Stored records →
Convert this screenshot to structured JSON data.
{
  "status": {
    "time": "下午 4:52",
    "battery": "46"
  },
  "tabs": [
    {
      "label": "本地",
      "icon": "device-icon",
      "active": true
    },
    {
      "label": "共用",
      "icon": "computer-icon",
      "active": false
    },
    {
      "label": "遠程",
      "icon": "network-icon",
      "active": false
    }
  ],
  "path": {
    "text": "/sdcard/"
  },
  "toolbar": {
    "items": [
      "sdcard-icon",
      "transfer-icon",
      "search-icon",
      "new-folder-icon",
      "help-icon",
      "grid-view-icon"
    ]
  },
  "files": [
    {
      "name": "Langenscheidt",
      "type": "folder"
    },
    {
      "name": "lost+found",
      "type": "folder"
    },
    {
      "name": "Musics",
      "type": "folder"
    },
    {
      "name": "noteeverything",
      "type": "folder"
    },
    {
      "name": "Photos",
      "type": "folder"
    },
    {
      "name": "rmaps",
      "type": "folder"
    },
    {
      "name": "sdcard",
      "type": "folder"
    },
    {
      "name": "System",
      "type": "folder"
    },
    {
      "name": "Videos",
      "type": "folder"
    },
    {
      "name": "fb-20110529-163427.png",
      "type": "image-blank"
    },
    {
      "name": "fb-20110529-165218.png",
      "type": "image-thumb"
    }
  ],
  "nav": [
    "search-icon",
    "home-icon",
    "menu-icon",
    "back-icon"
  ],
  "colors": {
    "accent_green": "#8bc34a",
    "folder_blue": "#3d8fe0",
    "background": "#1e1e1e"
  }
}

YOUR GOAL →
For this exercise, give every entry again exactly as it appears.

OUTPUT OF THE EXERCISE →
Convert this screenshot to structured JSON data.
{
  "status": {
    "time": "下午 4:52",
    "battery": "46"
  },
  "tabs": [
    {
      "label": "本地",
      "icon": "device-icon",
      "active": true
    },
    {
      "label": "共用",
      "icon": "computer-icon",
      "active": false
    },
    {
      "label": "遠程",
      "icon": "network-icon",
      "active": false
    }
  ],
  "path": {
    "text": "/sdcard/"
  },
  "toolbar": {
    "items": [
      "sdcard-icon",
      "transfer-icon",
      "search-icon",
      "new-folder-icon",
      "help-icon",
      "grid-view-icon"
    ]
  },
  "files": [
    {
      "name": "Langenscheidt",
      "type": "folder"
    },
    {
      "name": "lost+found",
      "type": "folder"
    },
    {
      "name": "Musics",
      "type": "folder"
    },
    {
      "name": "noteeverything",
      "type": "folder"
    },
    {
      "name": "Photos",
      "type": "folder"
    },
    {
      "name": "rmaps",
      "type": "folder"
    },
    {
      "name": "sdcard",
      "type": "folder"
    },
    {
      "name": "System",
      "type": "folder"
    },
    {
      "name": "Videos",
      "type": "folder"
    },
    {
      "name": "fb-20110529-163427.png",
      "type": "image-blank"
    },
    {
      "name": "fb-20110529-165218.png",
      "type": "image-thumb"
    }
  ],
  "nav": [
    "search-icon",
    "home-icon",
    "menu-icon",
    "back-icon"
  ],
  "colors": {
    "accent_green": "#8bc34a",
    "folder_blue": "#3d8fe0",
    "background": "#1e1e1e"
  }
}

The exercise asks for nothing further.